**To do**
Print all the records below, word for word and in full.
+--
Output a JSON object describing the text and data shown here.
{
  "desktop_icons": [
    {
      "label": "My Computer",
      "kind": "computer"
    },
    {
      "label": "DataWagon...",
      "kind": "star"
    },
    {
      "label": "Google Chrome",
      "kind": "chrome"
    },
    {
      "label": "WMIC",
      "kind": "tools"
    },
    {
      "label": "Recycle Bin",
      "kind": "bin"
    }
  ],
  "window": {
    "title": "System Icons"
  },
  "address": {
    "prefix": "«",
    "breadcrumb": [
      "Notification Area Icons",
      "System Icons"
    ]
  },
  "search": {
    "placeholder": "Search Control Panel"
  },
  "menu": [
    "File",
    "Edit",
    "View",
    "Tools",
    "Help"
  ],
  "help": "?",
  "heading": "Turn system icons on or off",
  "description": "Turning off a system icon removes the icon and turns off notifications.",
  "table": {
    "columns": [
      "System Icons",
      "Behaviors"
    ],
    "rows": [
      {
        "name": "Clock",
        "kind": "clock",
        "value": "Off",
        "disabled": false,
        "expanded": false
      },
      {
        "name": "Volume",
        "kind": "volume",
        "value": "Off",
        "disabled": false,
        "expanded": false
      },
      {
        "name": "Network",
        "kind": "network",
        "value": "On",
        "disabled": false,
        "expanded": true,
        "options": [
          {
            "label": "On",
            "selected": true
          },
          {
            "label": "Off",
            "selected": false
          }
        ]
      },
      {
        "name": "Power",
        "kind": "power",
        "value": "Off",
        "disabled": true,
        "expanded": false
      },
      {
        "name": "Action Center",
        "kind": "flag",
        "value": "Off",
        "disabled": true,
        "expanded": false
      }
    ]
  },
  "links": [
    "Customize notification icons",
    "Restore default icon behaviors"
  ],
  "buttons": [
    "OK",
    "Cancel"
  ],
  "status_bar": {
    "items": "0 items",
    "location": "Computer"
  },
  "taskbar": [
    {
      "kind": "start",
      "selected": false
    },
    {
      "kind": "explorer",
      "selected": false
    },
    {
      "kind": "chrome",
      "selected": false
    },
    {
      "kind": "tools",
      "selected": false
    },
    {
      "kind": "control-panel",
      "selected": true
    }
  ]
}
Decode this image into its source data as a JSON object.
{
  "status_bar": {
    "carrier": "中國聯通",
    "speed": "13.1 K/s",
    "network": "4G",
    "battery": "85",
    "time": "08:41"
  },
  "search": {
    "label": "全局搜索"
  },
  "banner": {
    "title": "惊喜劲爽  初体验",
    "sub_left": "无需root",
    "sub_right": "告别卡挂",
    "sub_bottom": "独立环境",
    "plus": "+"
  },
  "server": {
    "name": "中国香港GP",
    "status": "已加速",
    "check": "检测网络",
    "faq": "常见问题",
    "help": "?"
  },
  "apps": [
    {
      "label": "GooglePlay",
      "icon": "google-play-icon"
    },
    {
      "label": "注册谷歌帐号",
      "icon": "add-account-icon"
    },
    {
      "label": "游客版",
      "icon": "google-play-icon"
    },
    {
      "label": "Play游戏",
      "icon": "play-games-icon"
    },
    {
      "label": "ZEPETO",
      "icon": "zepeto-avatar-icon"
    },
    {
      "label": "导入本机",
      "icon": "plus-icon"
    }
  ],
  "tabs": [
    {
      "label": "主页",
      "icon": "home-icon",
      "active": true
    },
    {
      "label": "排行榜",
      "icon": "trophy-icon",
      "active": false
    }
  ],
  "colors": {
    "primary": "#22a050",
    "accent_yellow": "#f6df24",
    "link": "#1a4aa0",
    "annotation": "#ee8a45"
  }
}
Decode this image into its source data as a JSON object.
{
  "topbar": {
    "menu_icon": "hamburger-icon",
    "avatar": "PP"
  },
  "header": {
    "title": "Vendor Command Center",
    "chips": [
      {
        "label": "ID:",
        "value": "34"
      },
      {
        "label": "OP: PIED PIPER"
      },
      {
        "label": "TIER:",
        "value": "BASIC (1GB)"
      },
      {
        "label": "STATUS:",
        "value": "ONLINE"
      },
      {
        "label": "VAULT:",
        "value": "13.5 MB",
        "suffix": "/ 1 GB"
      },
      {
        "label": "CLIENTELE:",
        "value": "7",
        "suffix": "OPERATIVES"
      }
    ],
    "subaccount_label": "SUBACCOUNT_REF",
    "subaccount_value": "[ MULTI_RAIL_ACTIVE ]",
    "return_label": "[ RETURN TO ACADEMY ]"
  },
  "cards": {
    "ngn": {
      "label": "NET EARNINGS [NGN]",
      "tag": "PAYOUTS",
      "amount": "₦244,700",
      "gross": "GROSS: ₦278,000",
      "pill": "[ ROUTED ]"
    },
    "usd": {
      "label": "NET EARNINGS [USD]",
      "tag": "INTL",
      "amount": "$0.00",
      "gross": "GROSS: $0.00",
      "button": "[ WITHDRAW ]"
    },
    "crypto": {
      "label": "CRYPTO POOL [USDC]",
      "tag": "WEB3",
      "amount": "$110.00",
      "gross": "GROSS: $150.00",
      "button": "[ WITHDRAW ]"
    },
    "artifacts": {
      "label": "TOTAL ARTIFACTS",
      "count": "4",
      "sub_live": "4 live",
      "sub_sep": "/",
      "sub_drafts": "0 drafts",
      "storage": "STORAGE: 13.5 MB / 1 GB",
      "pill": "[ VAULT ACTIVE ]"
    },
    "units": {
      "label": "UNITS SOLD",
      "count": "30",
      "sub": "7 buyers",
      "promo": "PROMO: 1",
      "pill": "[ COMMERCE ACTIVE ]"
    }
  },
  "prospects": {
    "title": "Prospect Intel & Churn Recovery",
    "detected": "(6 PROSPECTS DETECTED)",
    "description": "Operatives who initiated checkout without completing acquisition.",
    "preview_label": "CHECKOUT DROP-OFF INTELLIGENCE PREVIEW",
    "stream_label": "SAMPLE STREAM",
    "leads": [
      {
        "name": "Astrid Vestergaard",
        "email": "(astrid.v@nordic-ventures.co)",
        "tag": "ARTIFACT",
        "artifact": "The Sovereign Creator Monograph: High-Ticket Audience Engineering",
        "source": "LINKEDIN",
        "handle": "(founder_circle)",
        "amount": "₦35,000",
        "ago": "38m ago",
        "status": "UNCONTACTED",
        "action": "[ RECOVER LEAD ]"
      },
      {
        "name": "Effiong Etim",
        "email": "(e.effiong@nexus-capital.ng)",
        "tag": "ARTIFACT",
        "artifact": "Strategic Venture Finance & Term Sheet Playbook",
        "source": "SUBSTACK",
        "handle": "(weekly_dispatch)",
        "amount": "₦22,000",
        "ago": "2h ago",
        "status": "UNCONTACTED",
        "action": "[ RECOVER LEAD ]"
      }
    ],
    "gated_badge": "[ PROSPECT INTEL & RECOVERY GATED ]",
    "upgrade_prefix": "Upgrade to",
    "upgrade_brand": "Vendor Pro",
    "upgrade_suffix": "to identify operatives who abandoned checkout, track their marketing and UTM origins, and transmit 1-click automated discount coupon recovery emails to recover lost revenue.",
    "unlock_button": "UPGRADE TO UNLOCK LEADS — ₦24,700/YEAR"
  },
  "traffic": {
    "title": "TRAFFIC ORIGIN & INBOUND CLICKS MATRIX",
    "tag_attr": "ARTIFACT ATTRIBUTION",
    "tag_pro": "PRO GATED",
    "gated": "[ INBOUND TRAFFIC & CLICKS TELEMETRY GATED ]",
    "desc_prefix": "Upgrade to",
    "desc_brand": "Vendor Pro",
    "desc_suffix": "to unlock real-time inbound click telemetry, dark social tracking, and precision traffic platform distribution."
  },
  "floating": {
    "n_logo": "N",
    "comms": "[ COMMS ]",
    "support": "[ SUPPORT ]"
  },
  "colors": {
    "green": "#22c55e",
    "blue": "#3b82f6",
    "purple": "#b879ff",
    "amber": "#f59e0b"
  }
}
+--
**Exercise output**
Output a JSON object describing the text and data shown here.
{
  "desktop_icons": [
    {
      "label": "My Computer",
      "kind": "computer"
    },
    {
      "label": "DataWagon...",
      "kind": "star"
    },
    {
      "label": "Google Chrome",
      "kind": "chrome"
    },
    {
      "label": "WMIC",
      "kind": "tools"
    },
    {
      "label": "Recycle Bin",
      "kind": "bin"
    }
  ],
  "window": {
    "title": "System Icons"
  },
  "address": {
    "prefix": "«",
    "breadcrumb": [
      "Notification Area Icons",
      "System Icons"
    ]
  },
  "search": {
    "placeholder": "Search Control Panel"
  },
  "menu": [
    "File",
    "Edit",
    "View",
    "Tools",
    "Help"
  ],
  "help": "?",
  "heading": "Turn system icons on or off",
  "description": "Turning off a system icon removes the icon and turns off notifications.",
  "table": {
    "columns": [
      "System Icons",
      "Behaviors"
    ],
    "rows": [
      {
        "name": "Clock",
        "kind": "clock",
        "value": "Off",
        "disabled": false,
        "expanded": false
      },
      {
        "name": "Volume",
        "kind": "volume",
        "value": "Off",
        "disabled": false,
        "expanded": false
      },
      {
        "name": "Network",
        "kind": "network",
        "value": "On",
        "disabled": false,
        "expanded": true,
        "options": [
          {
            "label": "On",
            "selected": true
          },
          {
            "label": "Off",
            "selected": false
          }
        ]
      },
      {
        "name": "Power",
        "kind": "power",
        "value": "Off",
        "disabled": true,
        "expanded": false
      },
      {
        "name": "Action Center",
        "kind": "flag",
        "value": "Off",
        "disabled": true,
        "expanded": false
      }
    ]
  },
  "links": [
    "Customize notification icons",
    "Restore default icon behaviors"
  ],
  "buttons": [
    "OK",
    "Cancel"
  ],
  "status_bar": {
    "items": "0 items",
    "location": "Computer"
  },
  "taskbar": [
    {
      "kind": "start",
      "selected": false
    },
    {
      "kind": "explorer",
      "selected": false
    },
    {
      "kind": "chrome",
      "selected": false
    },
    {
      "kind": "tools",
      "selected": false
    },
    {
      "kind": "control-panel",
      "selected": true
    }
  ]
}
Decode this image into its source data as a JSON object.
{
  "status_bar": {
    "carrier": "中國聯通",
    "speed": "13.1 K/s",
    "network": "4G",
    "battery": "85",
    "time": "08:41"
  },
  "search": {
    "label": "全局搜索"
  },
  "banner": {
    "title": "惊喜劲爽  初体验",
    "sub_left": "无需root",
    "sub_right": "告别卡挂",
    "sub_bottom": "独立环境",
    "plus": "+"
  },
  "server": {
    "name": "中国香港GP",
    "status": "已加速",
    "check": "检测网络",
    "faq": "常见问题",
    "help": "?"
  },
  "apps": [
    {
      "label": "GooglePlay",
      "icon": "google-play-icon"
    },
    {
      "label": "注册谷歌帐号",
      "icon": "add-account-icon"
    },
    {
      "label": "游客版",
      "icon": "google-play-icon"
    },
    {
      "label": "Play游戏",
      "icon": "play-games-icon"
    },
    {
      "label": "ZEPETO",
      "icon": "zepeto-avatar-icon"
    },
    {
      "label": "导入本机",
      "icon": "plus-icon"
    }
  ],
  "tabs": [
    {
      "label": "主页",
      "icon": "home-icon",
      "active": true
    },
    {
      "label": "排行榜",
      "icon": "trophy-icon",
      "active": false
    }
  ],
  "colors": {
    "primary": "#22a050",
    "accent_yellow": "#f6df24",
    "link": "#1a4aa0",
    "annotation": "#ee8a45"
  }
}
Decode this image into its source data as a JSON object.
{
  "topbar": {
    "menu_icon": "hamburger-icon",
    "avatar": "PP"
  },
  "header": {
    "title": "Vendor Command Center",
    "chips": [
      {
        "label": "ID:",
        "value": "34"
      },
      {
        "label": "OP: PIED PIPER"
      },
      {
        "label": "TIER:",
        "value": "BASIC (1GB)"
      },
      {
        "label": "STATUS:",
        "value": "ONLINE"
      },
      {
        "label": "VAULT:",
        "value": "13.5 MB",
        "suffix": "/ 1 GB"
      },
      {
        "label": "CLIENTELE:",
        "value": "7",
        "suffix": "OPERATIVES"
      }
    ],
    "subaccount_label": "SUBACCOUNT_REF",
    "subaccount_value": "[ MULTI_RAIL_ACTIVE ]",
    "return_label": "[ RETURN TO ACADEMY ]"
  },
  "cards": {
    "ngn": {
      "label": "NET EARNINGS [NGN]",
      "tag": "PAYOUTS",
      "amount": "₦244,700",
      "gross": "GROSS: ₦278,000",
      "pill": "[ ROUTED ]"
    },
    "usd": {
      "label": "NET EARNINGS [USD]",
      "tag": "INTL",
      "amount": "$0.00",
      "gross": "GROSS: $0.00",
      "button": "[ WITHDRAW ]"
    },
    "crypto": {
      "label": "CRYPTO POOL [USDC]",
      "tag": "WEB3",
      "amount": "$110.00",
      "gross": "GROSS: $150.00",
      "button": "[ WITHDRAW ]"
    },
    "artifacts": {
      "label": "TOTAL ARTIFACTS",
      "count": "4",
      "sub_live": "4 live",
      "sub_sep": "/",
      "sub_drafts": "0 drafts",
      "storage": "STORAGE: 13.5 MB / 1 GB",
      "pill": "[ VAULT ACTIVE ]"
    },
    "units": {
      "label": "UNITS SOLD",
      "count": "30",
      "sub": "7 buyers",
      "promo": "PROMO: 1",
      "pill": "[ COMMERCE ACTIVE ]"
    }
  },
  "prospects": {
    "title": "Prospect Intel & Churn Recovery",
    "detected": "(6 PROSPECTS DETECTED)",
    "description": "Operatives who initiated checkout without completing acquisition.",
    "preview_label": "CHECKOUT DROP-OFF INTELLIGENCE PREVIEW",
    "stream_label": "SAMPLE STREAM",
    "leads": [
      {
        "name": "Astrid Vestergaard",
        "email": "(astrid.v@nordic-ventures.co)",
        "tag": "ARTIFACT",
        "artifact": "The Sovereign Creator Monograph: High-Ticket Audience Engineering",
        "source": "LINKEDIN",
        "handle": "(founder_circle)",
        "amount": "₦35,000",
        "ago": "38m ago",
        "status": "UNCONTACTED",
        "action": "[ RECOVER LEAD ]"
      },
      {
        "name": "Effiong Etim",
        "email": "(e.effiong@nexus-capital.ng)",
        "tag": "ARTIFACT",
        "artifact": "Strategic Venture Finance & Term Sheet Playbook",
        "source": "SUBSTACK",
        "handle": "(weekly_dispatch)",
        "amount": "₦22,000",
        "ago": "2h ago",
        "status": "UNCONTACTED",
        "action": "[ RECOVER LEAD ]"
      }
    ],
    "gated_badge": "[ PROSPECT INTEL & RECOVERY GATED ]",
    "upgrade_prefix": "Upgrade to",
    "upgrade_brand": "Vendor Pro",
    "upgrade_suffix": "to identify operatives who abandoned checkout, track their marketing and UTM origins, and transmit 1-click automated discount coupon recovery emails to recover lost revenue.",
    "unlock_button": "UPGRADE TO UNLOCK LEADS — ₦24,700/YEAR"
  },
  "traffic": {
    "title": "TRAFFIC ORIGIN & INBOUND CLICKS MATRIX",
    "tag_attr": "ARTIFACT ATTRIBUTION",
    "tag_pro": "PRO GATED",
    "gated": "[ INBOUND TRAFFIC & CLICKS TELEMETRY GATED ]",
    "desc_prefix": "Upgrade to",
    "desc_brand": "Vendor Pro",
    "desc_suffix": "to unlock real-time inbound click telemetry, dark social tracking, and precision traffic platform distribution."
  },
  "floating": {
    "n_logo": "N",
    "comms": "[ COMMS ]",
    "support": "[ SUPPORT ]"
  },
  "colors": {
    "green": "#22c55e",
    "blue": "#3b82f6",
    "purple": "#b879ff",
    "amber": "#f59e0b"
  }
}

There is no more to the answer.